Work order ▸
Show, from the entries below, every line in which "Trabalho" appears.

Data supplied Start Marker

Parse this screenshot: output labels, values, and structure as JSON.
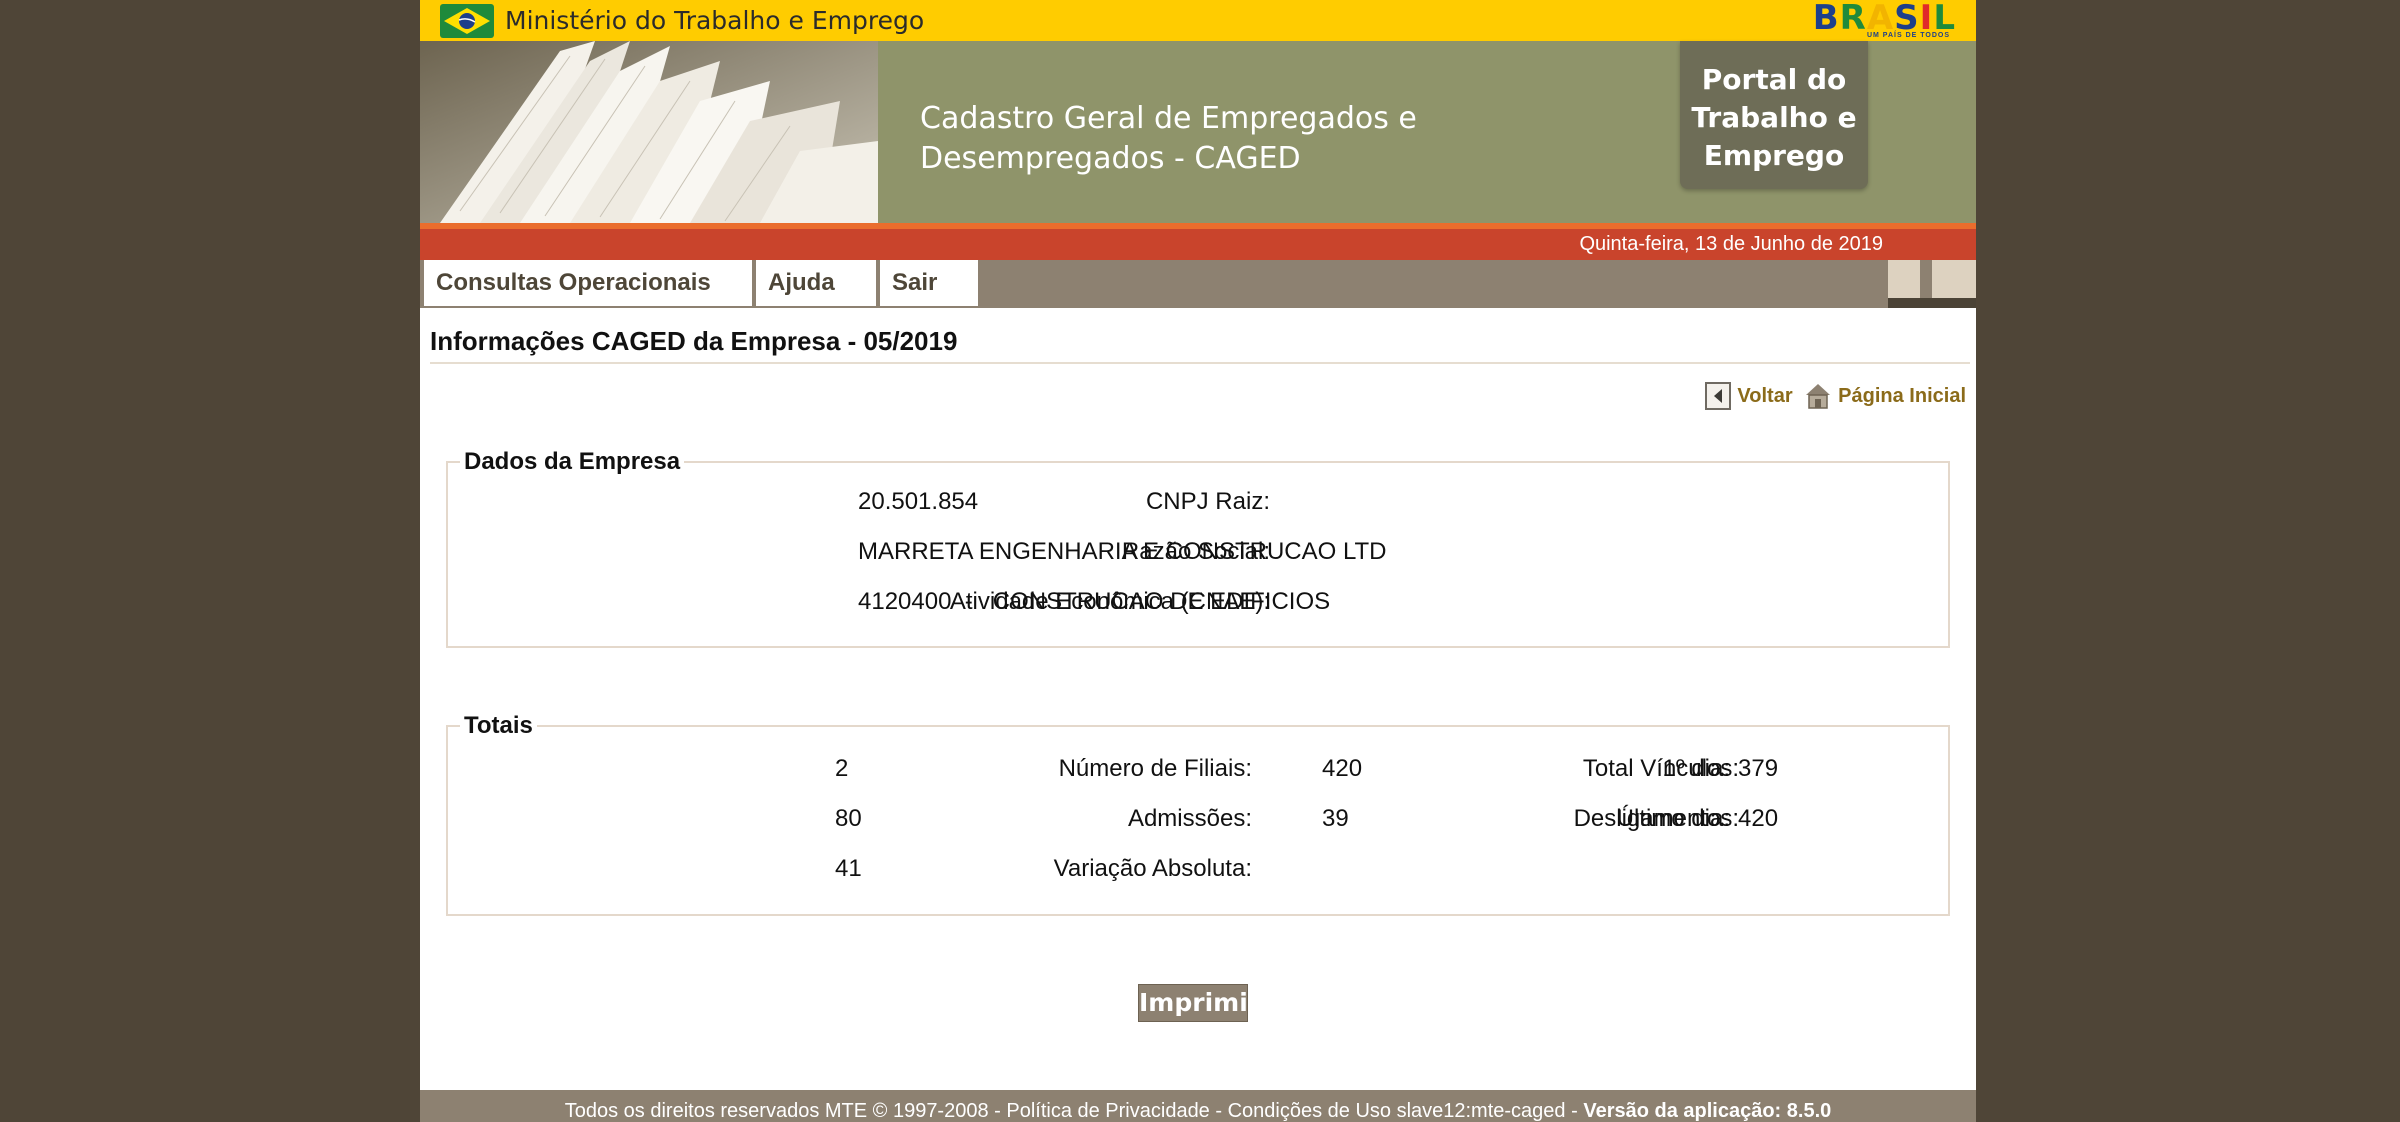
{
  "header": {
    "ministry_name": "Ministério do Trabalho e Emprego",
    "brasil_logo": "BRASIL",
    "brasil_tagline": "UM PAÍS DE TODOS",
    "banner_title": "Cadastro Geral de Empregados e Desempregados - CAGED",
    "portal_badge": [
      "Portal do",
      "Trabalho e",
      "Emprego"
    ],
    "date": "Quinta-feira, 13 de Junho de 2019",
    "brand_colors": {
      "yellow": "#ffcc00",
      "olive": "#8f946a",
      "orange": "#c9442c",
      "brown": "#8d8171"
    }
  },
  "nav": {
    "tabs": [
      "Consultas Operacionais",
      "Ajuda",
      "Sair"
    ]
  },
  "main": {
    "title": "Informações CAGED da Empresa - 05/2019",
    "links": {
      "back": "Voltar",
      "home": "Página Inicial"
    },
    "empresa": {
      "legend": "Dados da Empresa",
      "cnpj_label": "CNPJ Raiz:",
      "cnpj_value": "20.501.854",
      "razao_label": "Razão Social:",
      "razao_value": "MARRETA ENGENHARIA E CONSTRUCAO LTD",
      "cnae_label": "Atividade Econômica (CNAE):",
      "cnae_value": "4120400  -   CONSTRUCAO DE EDIFICIOS"
    },
    "totais": {
      "legend": "Totais",
      "filiais_label": "Número de Filiais:",
      "filiais_value": "2",
      "vinculos_label": "Total Vínculos:",
      "vinculos_value": "420",
      "primeiro_label": "1º dia:",
      "primeiro_value": "379",
      "admissoes_label": "Admissões:",
      "admissoes_value": "80",
      "desligamentos_label": "Desligamentos:",
      "desligamentos_value": "39",
      "ultimo_label": "Último dia:",
      "ultimo_value": "420",
      "variacao_label": "Variação Absoluta:",
      "variacao_value": "41"
    },
    "print_label": "Imprimir"
  },
  "footer": {
    "text": "Todos os direitos reservados MTE © 1997-2008 - Política de Privacidade - Condições de Uso slave12:mte-caged - ",
    "version": "Versão da aplicação: 8.5.0"
  }
}
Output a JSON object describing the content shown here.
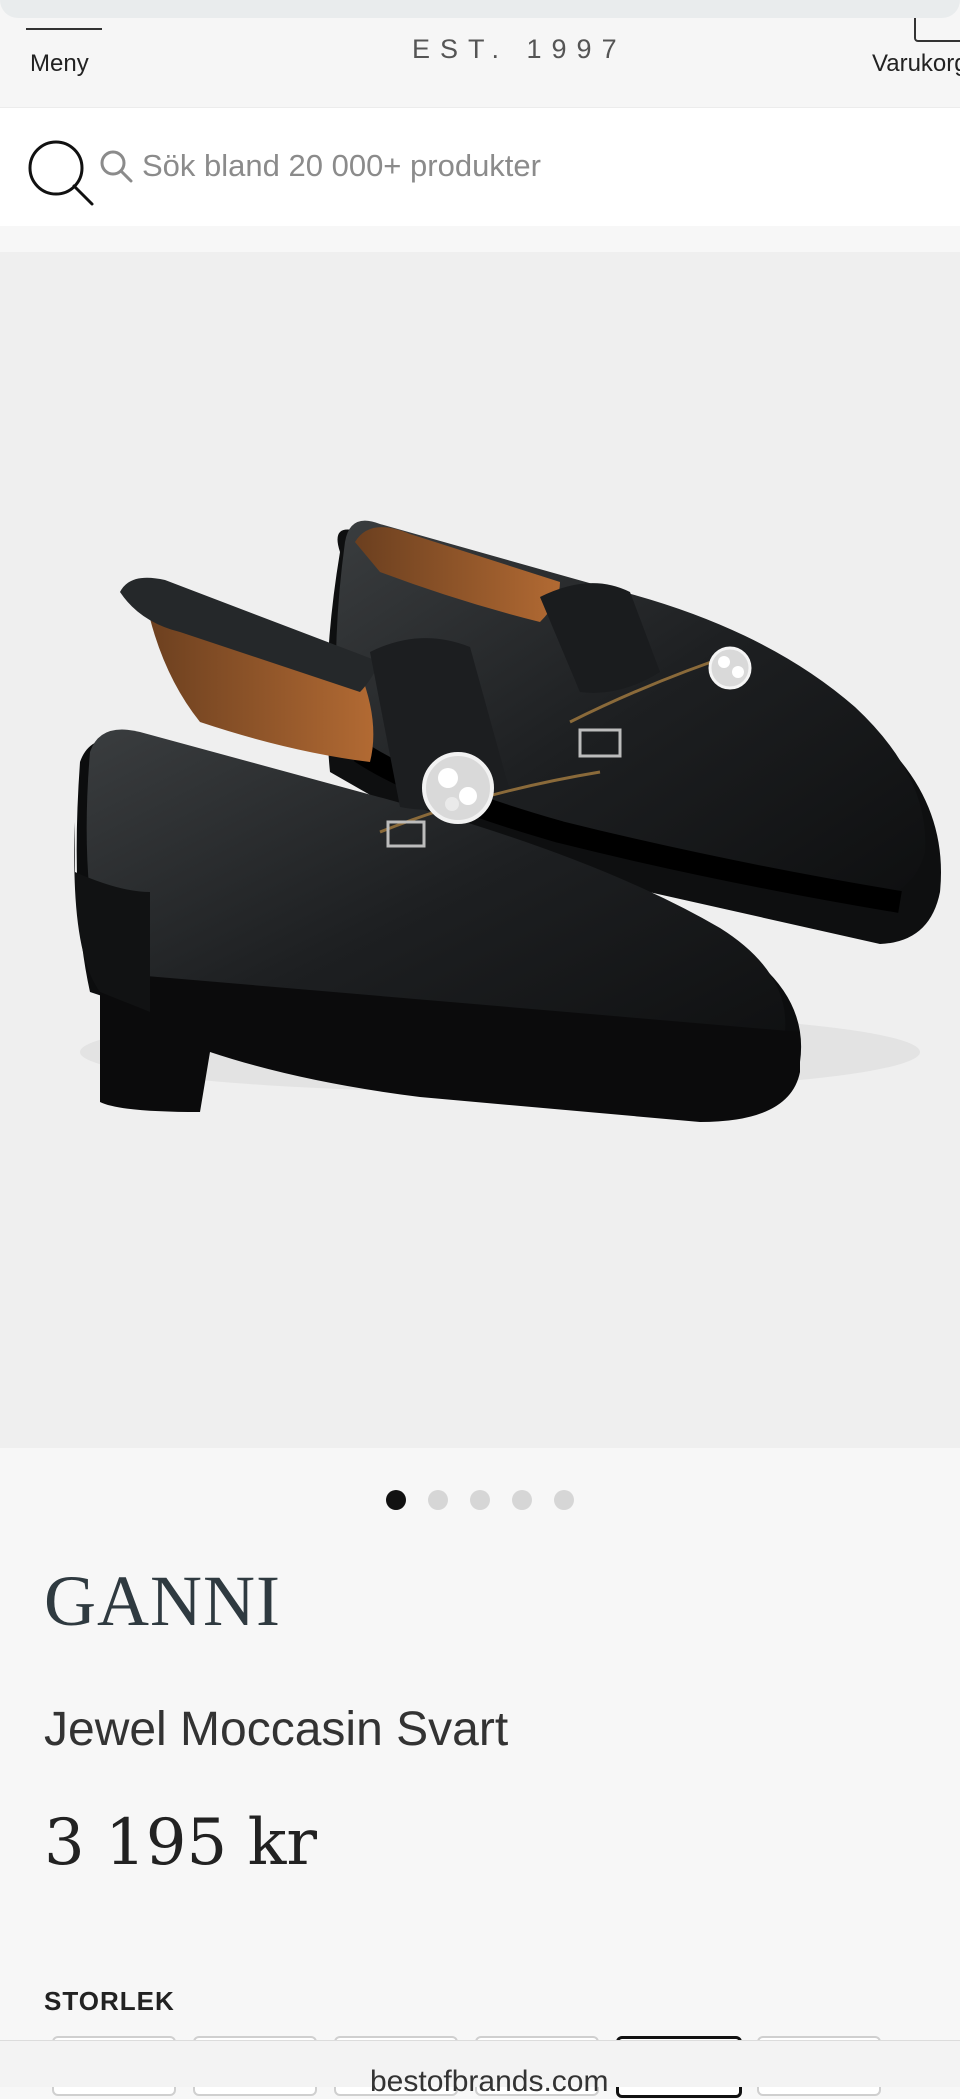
{
  "header": {
    "menu_label": "Meny",
    "est_text": "EST. 1997",
    "cart_label": "Varukorg"
  },
  "search": {
    "placeholder": "Sök bland 20 000+ produkter"
  },
  "gallery": {
    "image_count": 5,
    "active_index": 0
  },
  "product": {
    "brand": "GANNI",
    "name": "Jewel Moccasin Svart",
    "price": "3 195 kr"
  },
  "size": {
    "heading": "STORLEK",
    "selected_index": 4
  },
  "browser": {
    "url": "bestofbrands.com"
  }
}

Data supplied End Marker

Response to the exercise ▸
    "ministry_name": "Ministério do Trabalho e Emprego",
      "Trabalho e",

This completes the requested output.